■ WHAT IS EXPECTED ■
In the data below, how many lines include the string "JSON"? Give only the number.

─── DATA RECORDS ───

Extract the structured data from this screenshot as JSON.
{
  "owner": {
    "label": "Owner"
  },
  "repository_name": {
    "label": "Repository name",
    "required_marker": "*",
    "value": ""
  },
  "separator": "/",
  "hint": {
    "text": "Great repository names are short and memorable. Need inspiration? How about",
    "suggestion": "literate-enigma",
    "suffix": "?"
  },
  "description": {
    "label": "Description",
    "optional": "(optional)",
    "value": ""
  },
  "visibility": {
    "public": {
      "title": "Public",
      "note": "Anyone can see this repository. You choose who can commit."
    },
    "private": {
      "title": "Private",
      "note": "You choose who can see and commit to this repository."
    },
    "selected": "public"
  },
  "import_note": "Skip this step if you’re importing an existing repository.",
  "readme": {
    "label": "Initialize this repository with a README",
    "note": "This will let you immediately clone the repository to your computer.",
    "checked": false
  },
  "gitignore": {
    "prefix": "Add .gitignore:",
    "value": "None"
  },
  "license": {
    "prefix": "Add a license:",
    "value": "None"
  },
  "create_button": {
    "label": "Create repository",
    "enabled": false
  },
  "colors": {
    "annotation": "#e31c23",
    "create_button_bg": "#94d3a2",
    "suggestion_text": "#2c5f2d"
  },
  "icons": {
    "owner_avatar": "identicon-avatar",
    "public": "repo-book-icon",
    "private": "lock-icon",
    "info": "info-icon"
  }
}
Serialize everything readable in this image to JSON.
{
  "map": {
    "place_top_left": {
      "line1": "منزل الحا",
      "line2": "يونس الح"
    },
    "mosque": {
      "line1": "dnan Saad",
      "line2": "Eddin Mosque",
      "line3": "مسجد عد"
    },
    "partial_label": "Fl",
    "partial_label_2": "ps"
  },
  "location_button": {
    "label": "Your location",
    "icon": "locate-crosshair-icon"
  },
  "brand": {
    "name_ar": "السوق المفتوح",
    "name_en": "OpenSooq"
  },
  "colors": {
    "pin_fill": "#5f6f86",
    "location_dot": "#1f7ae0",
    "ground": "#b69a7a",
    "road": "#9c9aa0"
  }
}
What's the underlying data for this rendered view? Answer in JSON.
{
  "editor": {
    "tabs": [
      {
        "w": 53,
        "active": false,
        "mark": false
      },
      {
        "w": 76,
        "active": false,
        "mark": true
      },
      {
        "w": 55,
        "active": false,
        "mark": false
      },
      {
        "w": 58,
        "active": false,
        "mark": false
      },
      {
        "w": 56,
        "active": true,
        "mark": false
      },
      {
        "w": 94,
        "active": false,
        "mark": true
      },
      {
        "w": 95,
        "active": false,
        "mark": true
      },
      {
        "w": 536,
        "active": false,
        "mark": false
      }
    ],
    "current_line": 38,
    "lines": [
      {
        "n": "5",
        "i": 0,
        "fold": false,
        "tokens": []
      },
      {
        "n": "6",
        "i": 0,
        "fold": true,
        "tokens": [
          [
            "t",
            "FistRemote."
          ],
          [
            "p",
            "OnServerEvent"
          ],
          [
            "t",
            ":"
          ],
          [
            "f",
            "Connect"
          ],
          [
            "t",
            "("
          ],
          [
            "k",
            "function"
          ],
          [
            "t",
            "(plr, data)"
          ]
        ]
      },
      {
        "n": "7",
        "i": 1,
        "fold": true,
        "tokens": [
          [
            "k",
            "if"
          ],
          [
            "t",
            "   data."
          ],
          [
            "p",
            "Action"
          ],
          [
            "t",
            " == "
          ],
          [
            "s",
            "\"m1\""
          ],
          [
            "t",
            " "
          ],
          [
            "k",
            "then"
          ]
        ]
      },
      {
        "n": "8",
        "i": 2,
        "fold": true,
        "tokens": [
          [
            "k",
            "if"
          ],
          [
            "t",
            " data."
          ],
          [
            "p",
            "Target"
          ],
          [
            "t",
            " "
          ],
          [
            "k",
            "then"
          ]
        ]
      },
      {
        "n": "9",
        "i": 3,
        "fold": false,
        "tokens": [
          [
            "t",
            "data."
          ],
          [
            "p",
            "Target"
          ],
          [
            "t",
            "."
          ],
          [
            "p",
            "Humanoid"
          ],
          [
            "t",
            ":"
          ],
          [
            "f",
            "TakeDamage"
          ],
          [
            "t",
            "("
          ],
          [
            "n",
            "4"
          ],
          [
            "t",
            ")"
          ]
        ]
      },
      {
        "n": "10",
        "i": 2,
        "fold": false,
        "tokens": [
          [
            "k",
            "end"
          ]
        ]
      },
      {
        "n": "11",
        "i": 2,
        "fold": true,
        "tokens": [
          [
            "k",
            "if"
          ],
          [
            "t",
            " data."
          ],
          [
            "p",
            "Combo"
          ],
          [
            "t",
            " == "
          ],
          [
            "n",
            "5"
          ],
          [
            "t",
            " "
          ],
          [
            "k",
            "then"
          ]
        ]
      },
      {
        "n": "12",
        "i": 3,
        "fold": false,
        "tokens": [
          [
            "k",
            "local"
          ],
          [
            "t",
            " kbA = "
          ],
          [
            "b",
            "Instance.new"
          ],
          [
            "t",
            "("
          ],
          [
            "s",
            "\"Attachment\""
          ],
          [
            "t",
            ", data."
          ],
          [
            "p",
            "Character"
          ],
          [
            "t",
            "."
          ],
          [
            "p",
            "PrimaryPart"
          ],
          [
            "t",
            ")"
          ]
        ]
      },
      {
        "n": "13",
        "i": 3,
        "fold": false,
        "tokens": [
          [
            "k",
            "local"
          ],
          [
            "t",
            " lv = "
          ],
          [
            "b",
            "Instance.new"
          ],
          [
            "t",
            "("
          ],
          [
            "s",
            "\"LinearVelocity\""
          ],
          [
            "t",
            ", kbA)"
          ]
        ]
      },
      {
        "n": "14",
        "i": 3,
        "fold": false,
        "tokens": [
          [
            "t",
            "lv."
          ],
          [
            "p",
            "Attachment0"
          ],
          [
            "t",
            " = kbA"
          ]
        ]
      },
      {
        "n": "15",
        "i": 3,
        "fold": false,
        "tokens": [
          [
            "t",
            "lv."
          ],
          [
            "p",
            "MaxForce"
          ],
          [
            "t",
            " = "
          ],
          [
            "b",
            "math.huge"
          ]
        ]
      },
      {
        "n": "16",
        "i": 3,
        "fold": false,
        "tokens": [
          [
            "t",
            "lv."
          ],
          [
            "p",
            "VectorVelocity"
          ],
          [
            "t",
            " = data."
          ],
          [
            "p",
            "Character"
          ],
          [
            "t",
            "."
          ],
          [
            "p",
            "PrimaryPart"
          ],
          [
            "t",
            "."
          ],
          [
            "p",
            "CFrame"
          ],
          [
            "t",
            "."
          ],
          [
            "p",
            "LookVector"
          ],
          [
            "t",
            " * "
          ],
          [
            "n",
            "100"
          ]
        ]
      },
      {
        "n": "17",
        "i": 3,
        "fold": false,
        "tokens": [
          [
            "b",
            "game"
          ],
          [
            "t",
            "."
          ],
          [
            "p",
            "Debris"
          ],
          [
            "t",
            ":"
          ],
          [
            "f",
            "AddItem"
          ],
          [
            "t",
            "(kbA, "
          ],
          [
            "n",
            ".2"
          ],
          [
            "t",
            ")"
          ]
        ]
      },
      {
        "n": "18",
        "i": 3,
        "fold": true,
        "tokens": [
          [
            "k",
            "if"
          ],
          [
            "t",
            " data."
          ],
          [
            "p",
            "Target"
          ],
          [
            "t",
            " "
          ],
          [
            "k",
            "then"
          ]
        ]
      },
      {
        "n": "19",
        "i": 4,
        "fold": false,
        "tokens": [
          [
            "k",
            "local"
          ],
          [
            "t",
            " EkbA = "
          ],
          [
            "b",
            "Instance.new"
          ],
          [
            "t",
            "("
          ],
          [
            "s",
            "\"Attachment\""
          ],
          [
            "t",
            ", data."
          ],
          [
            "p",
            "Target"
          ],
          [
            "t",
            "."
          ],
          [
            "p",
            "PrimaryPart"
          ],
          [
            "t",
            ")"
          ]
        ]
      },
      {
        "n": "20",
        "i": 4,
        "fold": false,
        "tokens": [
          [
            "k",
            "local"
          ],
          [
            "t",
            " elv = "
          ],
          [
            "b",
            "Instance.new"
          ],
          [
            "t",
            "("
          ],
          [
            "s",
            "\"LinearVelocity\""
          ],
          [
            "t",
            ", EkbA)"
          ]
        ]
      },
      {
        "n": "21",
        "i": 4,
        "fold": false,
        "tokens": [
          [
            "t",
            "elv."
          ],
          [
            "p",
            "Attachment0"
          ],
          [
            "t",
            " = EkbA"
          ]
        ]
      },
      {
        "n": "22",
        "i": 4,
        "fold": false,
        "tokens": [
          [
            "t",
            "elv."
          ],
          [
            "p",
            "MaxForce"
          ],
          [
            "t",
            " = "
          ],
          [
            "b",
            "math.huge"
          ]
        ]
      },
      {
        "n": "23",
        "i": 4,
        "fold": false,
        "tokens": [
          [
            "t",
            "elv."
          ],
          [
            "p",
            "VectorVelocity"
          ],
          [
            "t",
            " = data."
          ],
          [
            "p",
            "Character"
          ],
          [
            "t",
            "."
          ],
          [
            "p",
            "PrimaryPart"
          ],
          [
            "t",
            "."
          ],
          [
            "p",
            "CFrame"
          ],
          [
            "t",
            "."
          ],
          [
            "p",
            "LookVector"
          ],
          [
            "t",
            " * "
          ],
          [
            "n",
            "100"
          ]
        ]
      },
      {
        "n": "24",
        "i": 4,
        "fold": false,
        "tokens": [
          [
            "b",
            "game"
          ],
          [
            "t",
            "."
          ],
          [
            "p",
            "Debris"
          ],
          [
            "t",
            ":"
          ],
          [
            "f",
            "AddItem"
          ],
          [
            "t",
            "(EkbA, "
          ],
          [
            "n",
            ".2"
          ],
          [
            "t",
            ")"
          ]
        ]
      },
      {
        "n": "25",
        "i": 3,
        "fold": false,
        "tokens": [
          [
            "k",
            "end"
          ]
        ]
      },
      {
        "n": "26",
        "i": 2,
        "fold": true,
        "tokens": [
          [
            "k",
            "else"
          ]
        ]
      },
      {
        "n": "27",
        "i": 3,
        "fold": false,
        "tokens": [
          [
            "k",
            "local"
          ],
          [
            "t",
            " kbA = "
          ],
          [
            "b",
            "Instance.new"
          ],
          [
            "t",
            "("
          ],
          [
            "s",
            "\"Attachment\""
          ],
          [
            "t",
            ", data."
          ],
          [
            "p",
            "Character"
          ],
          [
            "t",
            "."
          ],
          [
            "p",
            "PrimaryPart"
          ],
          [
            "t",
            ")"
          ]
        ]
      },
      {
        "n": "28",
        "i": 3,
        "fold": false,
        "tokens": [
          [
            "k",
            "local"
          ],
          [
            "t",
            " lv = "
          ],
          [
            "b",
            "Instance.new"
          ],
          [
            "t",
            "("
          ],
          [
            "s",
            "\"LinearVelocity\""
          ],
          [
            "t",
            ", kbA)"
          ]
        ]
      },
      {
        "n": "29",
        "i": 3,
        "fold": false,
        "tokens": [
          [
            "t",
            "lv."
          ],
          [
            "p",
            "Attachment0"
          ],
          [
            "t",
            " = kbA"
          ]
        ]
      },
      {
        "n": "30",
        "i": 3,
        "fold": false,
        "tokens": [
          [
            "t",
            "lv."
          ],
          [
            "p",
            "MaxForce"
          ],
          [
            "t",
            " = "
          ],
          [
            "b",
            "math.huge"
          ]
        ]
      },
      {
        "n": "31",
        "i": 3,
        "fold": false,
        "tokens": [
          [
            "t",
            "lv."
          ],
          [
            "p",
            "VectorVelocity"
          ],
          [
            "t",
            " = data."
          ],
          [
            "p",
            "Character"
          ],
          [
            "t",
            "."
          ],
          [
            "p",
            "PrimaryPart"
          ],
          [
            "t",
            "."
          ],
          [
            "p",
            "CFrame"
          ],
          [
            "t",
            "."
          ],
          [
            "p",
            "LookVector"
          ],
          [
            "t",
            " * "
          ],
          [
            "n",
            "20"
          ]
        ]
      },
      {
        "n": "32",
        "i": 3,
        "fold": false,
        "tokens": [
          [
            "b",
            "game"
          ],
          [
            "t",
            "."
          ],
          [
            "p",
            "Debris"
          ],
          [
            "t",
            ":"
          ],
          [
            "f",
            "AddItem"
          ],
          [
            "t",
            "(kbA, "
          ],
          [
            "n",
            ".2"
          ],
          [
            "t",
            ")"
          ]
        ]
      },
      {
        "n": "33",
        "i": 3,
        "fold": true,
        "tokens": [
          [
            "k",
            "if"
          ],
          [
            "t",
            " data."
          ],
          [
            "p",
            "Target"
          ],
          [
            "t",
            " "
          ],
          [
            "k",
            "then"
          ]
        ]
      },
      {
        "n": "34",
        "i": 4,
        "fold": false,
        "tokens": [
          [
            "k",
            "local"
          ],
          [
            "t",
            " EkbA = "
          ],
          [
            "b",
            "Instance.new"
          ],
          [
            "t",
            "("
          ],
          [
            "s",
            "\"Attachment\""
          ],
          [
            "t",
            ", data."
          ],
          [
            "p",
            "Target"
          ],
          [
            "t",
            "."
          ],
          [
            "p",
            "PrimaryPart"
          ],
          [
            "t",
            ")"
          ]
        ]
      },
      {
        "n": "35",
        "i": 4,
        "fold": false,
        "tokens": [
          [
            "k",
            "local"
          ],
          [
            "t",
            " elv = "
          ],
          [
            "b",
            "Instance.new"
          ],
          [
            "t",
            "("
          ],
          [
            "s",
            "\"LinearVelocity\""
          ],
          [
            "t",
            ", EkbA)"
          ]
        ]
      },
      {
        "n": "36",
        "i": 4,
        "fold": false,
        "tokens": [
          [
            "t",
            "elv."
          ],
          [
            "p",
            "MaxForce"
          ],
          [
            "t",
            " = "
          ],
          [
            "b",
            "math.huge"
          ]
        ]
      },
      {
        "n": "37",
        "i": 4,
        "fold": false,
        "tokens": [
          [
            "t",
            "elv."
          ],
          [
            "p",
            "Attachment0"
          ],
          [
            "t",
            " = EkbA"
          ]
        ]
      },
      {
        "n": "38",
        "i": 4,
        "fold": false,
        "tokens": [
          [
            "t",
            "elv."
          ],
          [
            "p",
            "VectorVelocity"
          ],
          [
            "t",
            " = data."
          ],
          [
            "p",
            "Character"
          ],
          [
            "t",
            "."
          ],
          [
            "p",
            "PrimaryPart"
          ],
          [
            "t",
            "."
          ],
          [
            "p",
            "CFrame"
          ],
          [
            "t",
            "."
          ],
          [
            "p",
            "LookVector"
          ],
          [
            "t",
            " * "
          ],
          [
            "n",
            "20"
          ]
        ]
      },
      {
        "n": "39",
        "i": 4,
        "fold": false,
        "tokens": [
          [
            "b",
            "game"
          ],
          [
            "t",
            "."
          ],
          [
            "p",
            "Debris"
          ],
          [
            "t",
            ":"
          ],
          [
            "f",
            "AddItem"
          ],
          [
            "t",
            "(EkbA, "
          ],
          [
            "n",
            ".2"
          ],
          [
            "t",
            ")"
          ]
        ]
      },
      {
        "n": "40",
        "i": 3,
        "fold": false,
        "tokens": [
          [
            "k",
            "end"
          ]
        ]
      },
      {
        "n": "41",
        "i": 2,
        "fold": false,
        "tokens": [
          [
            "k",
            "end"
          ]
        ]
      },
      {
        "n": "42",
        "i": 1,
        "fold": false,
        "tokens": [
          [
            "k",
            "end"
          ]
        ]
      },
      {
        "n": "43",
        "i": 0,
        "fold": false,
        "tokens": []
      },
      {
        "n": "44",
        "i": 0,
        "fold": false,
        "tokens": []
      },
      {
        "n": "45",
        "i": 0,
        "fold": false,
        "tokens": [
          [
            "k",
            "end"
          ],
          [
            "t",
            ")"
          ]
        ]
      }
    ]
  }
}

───

■ OUTPUT FOR THIS TASK ■
3